## HOW TO COMPLETE THIS TASK
Among the entries that follow, how many lines contain the word "JSON"? Give the number alone.

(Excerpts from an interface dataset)

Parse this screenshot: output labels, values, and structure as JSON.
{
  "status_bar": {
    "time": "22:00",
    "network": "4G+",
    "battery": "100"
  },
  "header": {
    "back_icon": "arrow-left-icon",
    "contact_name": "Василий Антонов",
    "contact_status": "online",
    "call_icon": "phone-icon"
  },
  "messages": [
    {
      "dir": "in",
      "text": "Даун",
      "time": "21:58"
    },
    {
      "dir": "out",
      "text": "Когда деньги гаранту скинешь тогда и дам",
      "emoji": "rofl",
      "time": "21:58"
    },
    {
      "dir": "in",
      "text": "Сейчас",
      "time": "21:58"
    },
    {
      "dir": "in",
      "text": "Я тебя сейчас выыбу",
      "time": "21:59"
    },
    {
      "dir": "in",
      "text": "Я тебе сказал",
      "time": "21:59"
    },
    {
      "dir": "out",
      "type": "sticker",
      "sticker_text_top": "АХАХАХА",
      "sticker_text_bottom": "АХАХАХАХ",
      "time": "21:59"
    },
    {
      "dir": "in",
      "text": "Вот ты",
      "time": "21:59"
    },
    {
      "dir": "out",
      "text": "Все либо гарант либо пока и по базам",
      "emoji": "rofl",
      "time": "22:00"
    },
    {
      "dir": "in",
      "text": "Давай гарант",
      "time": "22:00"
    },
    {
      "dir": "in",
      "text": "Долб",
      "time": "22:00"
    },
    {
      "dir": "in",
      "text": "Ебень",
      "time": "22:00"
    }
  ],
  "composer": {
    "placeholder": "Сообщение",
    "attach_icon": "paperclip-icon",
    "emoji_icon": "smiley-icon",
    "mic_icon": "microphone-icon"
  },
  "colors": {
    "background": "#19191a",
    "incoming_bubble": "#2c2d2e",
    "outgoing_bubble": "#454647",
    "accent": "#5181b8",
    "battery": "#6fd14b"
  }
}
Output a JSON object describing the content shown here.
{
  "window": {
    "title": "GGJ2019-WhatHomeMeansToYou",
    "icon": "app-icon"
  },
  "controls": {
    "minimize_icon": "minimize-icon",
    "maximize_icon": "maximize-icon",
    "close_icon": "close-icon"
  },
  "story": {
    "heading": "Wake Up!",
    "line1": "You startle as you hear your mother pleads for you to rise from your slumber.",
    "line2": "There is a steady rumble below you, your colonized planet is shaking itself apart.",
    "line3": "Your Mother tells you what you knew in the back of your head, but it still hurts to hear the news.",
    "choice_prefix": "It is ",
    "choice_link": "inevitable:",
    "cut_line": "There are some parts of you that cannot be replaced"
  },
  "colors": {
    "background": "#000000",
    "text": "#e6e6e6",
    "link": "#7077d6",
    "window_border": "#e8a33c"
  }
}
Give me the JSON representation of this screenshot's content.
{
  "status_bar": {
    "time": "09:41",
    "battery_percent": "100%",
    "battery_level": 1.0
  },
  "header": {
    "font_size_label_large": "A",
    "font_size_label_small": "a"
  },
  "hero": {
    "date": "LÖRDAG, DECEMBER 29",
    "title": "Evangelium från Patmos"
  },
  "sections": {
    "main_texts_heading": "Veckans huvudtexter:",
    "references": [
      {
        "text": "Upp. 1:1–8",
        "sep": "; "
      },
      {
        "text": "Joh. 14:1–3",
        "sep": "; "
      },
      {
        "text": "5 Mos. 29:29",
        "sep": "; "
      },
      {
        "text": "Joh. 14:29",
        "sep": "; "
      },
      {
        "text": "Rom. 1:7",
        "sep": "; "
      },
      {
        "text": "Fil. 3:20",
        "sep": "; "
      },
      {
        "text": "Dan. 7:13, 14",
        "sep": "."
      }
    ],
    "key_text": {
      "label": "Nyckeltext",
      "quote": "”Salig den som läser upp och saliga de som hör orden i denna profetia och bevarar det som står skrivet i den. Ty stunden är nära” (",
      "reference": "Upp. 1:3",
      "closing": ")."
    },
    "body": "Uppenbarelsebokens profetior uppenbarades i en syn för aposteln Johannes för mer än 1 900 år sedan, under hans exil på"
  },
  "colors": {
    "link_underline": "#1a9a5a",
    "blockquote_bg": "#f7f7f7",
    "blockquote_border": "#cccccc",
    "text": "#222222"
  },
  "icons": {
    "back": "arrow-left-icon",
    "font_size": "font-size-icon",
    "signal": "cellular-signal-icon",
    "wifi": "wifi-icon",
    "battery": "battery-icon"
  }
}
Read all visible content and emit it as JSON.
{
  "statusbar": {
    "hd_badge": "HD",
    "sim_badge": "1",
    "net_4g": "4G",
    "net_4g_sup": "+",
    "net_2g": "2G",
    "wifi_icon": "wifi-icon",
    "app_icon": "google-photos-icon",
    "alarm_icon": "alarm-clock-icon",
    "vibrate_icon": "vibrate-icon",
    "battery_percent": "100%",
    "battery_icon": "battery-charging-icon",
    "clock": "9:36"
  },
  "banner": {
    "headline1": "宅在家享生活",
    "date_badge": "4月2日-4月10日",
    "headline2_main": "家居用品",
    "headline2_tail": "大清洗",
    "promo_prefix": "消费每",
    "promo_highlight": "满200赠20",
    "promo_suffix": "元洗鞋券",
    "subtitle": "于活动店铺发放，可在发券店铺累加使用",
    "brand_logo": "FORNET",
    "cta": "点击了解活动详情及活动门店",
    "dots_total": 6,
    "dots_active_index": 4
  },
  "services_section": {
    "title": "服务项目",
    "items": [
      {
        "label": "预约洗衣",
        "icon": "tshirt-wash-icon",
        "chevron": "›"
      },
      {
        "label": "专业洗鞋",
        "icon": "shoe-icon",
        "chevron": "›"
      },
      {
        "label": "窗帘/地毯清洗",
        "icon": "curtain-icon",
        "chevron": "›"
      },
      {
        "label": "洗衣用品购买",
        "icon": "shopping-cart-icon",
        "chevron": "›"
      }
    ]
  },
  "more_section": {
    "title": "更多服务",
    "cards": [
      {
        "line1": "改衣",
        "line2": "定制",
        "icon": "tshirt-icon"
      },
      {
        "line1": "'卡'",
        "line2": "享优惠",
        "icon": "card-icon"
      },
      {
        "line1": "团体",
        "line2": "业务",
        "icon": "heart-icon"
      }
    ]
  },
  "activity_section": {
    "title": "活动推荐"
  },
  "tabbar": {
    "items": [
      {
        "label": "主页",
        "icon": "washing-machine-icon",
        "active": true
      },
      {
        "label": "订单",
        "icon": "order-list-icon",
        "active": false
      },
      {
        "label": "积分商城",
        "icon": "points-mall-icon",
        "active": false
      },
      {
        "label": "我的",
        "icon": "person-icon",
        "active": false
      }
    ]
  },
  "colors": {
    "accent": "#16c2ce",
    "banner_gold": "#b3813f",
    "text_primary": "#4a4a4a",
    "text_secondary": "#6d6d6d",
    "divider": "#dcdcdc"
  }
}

## SOLUTION TO THIS TASK
4